─── SUPPLIED RECORDS ───
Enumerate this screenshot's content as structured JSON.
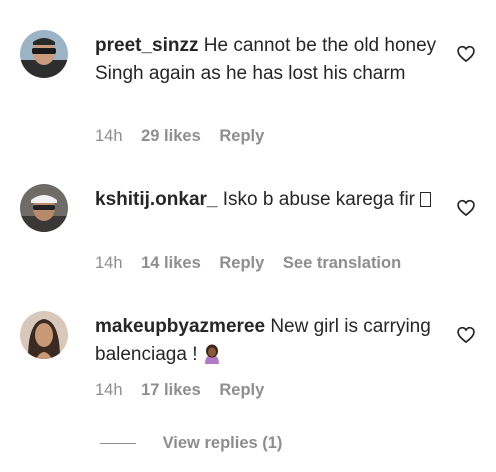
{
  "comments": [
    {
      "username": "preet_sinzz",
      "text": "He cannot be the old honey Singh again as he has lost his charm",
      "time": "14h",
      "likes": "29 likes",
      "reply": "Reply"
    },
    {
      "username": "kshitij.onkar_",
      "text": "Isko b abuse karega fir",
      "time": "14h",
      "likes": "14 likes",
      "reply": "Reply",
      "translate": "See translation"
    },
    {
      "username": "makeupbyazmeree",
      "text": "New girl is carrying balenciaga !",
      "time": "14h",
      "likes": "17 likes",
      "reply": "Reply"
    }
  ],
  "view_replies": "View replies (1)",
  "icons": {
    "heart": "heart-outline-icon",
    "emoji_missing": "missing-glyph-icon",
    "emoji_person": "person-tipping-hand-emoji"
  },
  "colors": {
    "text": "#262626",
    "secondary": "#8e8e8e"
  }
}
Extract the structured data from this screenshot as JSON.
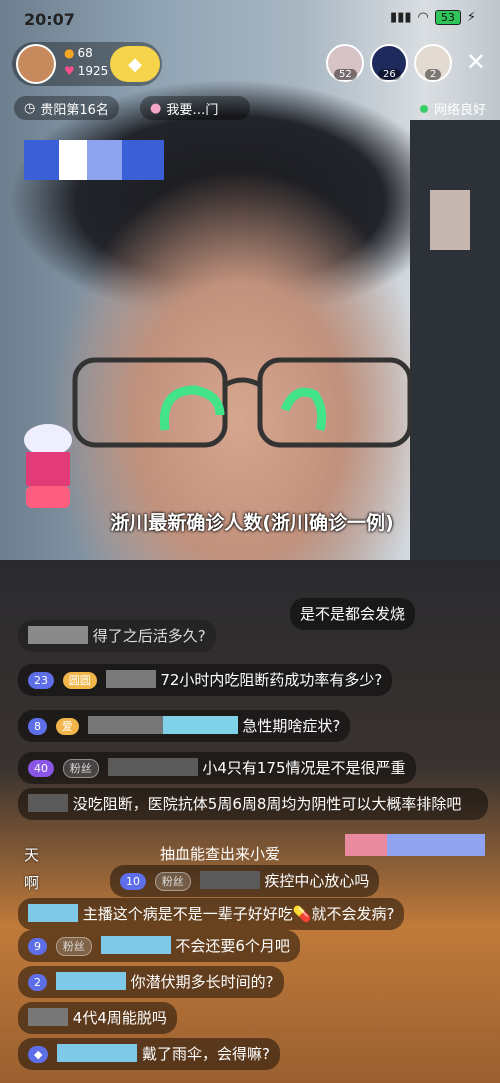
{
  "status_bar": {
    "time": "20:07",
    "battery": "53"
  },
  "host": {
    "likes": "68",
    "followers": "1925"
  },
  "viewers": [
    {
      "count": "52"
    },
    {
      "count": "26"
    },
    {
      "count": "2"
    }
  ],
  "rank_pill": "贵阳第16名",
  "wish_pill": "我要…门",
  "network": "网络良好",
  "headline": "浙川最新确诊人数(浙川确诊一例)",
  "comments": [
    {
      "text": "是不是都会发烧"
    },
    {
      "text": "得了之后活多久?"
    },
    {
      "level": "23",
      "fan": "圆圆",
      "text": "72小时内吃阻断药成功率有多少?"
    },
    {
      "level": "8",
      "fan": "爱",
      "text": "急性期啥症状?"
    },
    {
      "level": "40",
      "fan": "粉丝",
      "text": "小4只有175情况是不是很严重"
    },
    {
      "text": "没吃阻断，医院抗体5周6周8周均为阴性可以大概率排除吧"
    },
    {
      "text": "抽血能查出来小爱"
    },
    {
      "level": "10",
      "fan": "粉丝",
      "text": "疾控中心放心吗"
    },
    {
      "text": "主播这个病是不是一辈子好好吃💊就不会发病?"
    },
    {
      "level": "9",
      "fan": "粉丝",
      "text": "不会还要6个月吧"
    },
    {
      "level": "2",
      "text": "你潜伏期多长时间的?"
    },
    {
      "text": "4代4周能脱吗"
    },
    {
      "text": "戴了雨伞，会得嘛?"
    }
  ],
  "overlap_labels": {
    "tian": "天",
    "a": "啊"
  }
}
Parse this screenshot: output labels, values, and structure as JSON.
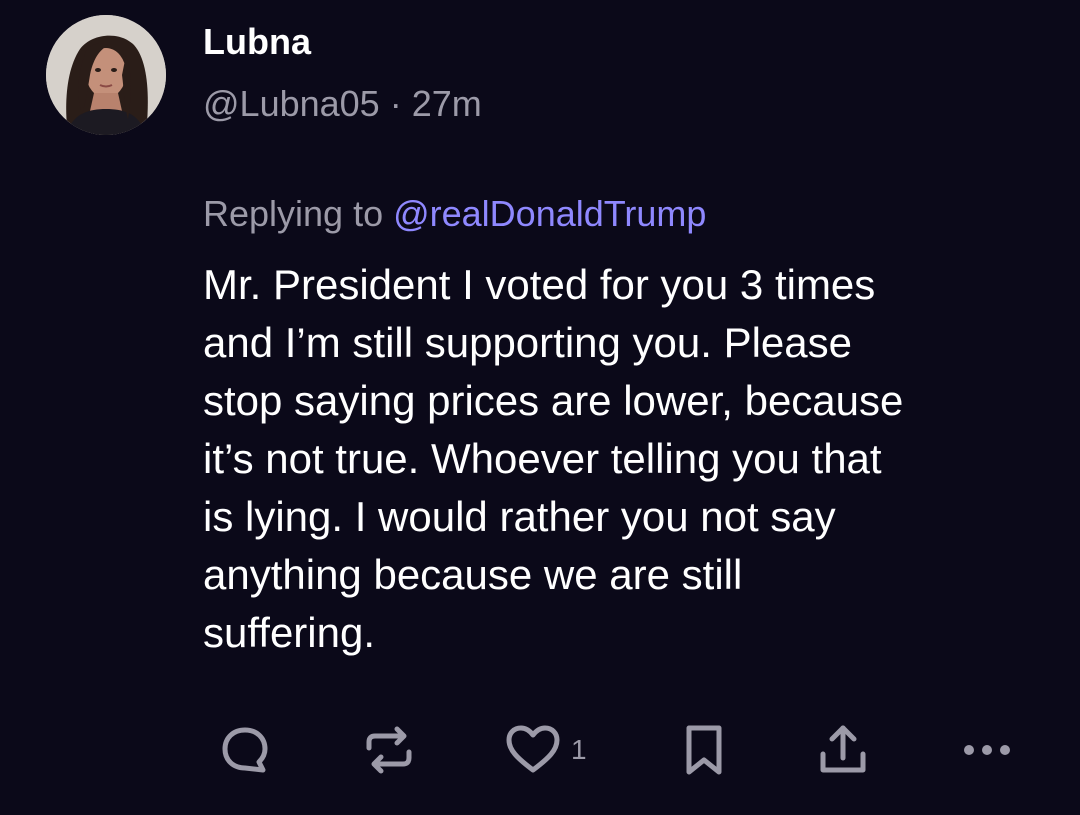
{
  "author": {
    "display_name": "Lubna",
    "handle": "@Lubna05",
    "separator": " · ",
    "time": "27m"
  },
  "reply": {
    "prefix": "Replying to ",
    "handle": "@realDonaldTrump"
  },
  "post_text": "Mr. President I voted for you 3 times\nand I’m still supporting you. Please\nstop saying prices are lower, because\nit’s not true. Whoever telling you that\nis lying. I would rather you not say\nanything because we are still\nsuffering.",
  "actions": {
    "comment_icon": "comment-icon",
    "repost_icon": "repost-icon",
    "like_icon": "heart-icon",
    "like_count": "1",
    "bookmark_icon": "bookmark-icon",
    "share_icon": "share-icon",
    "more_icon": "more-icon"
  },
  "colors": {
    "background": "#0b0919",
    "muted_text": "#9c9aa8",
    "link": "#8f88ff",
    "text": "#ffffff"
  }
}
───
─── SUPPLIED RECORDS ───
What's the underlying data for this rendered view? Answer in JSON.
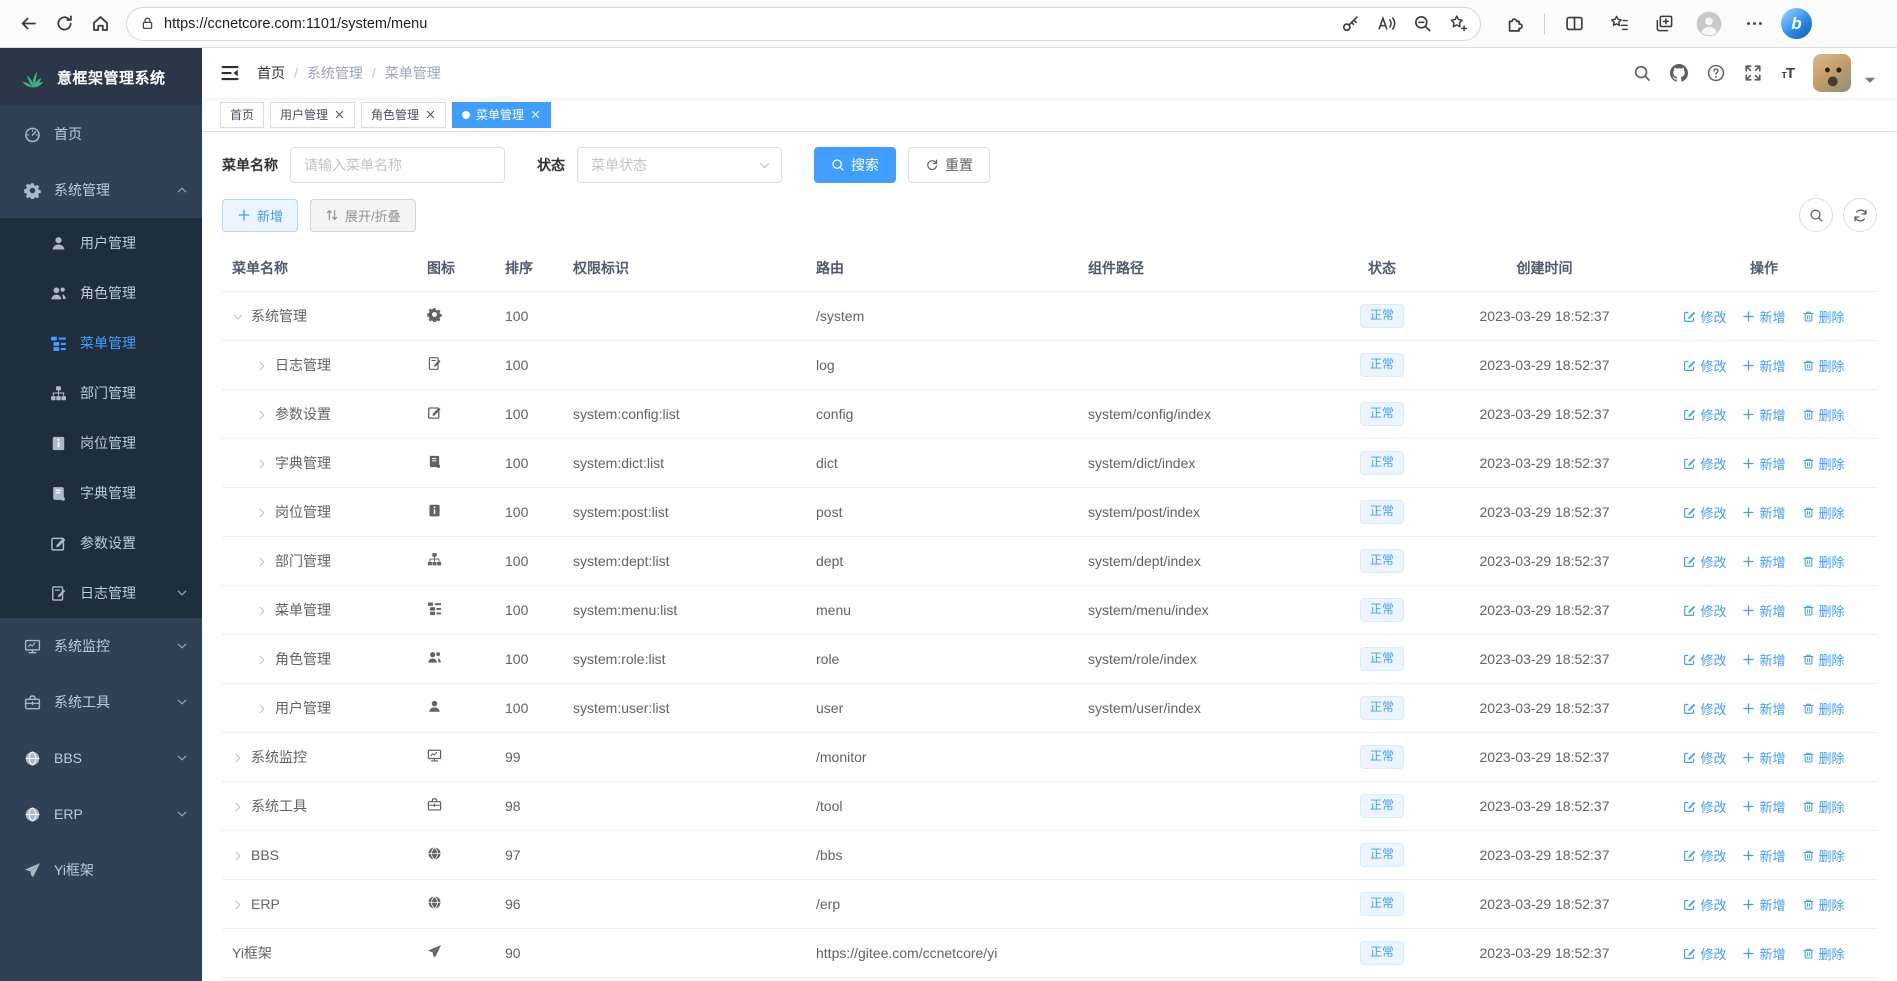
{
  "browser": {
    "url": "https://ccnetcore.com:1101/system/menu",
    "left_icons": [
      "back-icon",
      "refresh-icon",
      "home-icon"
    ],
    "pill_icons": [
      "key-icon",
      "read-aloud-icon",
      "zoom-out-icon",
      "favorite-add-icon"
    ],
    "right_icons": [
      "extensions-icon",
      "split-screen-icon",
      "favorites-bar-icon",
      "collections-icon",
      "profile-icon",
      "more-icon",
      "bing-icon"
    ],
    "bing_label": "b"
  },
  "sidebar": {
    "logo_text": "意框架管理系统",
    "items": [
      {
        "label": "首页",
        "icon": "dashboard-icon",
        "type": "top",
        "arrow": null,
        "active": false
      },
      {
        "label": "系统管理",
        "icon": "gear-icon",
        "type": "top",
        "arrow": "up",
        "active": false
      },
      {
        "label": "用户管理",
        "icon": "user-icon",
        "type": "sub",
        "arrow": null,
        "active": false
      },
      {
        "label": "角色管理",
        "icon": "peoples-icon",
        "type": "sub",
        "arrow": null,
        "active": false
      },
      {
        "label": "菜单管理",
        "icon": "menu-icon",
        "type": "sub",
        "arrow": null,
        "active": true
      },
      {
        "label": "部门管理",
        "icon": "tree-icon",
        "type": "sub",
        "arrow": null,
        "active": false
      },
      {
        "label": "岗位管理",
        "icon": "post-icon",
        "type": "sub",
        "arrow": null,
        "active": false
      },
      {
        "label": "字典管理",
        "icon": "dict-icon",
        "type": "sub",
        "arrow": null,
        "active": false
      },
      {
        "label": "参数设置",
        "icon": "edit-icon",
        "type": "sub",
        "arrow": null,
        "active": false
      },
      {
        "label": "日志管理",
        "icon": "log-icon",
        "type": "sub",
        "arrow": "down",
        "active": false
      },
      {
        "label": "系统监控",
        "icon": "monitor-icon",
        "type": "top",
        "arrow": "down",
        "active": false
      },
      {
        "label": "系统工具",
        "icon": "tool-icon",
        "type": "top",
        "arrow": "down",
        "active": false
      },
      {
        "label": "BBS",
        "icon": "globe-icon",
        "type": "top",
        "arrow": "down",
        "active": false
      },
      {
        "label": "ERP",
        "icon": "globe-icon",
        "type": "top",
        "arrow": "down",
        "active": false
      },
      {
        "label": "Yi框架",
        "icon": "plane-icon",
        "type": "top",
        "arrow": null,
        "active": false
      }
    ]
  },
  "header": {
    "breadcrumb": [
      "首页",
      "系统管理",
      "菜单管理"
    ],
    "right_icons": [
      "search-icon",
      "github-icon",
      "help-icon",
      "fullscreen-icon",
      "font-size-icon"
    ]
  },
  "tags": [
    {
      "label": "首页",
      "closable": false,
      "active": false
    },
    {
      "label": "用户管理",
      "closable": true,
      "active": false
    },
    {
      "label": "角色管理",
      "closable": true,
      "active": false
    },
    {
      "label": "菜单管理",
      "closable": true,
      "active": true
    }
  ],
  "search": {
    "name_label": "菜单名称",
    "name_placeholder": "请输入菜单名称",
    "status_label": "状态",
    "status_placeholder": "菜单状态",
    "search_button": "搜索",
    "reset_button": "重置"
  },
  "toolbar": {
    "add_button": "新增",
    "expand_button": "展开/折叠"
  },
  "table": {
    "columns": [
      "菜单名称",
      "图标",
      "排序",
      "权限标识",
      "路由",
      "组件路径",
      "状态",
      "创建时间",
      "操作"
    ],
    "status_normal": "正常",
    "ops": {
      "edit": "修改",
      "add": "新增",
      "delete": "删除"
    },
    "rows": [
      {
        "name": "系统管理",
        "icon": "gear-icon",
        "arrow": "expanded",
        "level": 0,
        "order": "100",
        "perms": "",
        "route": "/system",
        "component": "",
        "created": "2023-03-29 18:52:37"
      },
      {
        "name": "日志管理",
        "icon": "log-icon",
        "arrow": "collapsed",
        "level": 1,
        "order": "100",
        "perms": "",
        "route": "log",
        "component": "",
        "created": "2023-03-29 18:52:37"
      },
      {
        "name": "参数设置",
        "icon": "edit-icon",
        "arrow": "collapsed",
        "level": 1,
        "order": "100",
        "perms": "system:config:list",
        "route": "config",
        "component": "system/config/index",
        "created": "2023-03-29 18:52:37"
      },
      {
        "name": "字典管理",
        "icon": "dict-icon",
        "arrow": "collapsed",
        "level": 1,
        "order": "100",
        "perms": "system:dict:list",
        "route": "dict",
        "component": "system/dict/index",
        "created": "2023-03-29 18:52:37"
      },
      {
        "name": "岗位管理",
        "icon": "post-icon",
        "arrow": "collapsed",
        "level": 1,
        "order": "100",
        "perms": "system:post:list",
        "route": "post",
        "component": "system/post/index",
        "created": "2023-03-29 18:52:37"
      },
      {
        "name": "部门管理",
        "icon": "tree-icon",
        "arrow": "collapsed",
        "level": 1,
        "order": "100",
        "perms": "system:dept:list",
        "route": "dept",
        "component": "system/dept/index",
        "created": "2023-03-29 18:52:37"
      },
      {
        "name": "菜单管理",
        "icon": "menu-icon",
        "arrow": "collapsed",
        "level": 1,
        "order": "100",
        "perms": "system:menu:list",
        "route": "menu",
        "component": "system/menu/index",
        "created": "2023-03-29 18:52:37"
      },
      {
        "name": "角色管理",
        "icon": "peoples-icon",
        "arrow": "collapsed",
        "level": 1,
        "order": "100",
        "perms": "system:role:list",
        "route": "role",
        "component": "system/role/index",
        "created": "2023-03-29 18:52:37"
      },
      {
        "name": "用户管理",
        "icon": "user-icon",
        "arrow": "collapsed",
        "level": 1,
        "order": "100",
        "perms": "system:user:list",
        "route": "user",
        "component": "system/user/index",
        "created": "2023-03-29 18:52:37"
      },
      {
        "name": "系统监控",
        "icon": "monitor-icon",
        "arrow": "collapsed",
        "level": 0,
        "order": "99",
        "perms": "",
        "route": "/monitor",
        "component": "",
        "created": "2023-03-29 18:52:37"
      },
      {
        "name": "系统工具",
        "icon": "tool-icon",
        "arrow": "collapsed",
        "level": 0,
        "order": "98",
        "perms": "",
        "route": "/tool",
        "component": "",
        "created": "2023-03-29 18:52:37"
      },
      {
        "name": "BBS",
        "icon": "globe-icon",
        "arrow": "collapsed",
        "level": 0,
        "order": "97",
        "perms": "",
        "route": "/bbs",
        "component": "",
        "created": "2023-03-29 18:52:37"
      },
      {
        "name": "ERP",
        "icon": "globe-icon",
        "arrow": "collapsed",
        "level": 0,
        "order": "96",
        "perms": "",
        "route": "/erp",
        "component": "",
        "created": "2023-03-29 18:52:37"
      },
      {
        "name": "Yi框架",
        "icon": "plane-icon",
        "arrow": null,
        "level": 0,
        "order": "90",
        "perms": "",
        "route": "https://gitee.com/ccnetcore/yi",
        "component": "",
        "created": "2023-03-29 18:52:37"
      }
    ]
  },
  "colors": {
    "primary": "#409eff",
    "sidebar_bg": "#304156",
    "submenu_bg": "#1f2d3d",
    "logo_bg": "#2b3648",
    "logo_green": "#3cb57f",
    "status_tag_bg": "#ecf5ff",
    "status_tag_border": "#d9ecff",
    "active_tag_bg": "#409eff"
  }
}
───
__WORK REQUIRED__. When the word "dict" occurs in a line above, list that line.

__RESPONSE TO THE EXERCISE__.
        "icon": "dict-icon",
        "icon": "dict-icon",
        "perms": "system:dict:list",
        "route": "dict",
        "component": "system/dict/index",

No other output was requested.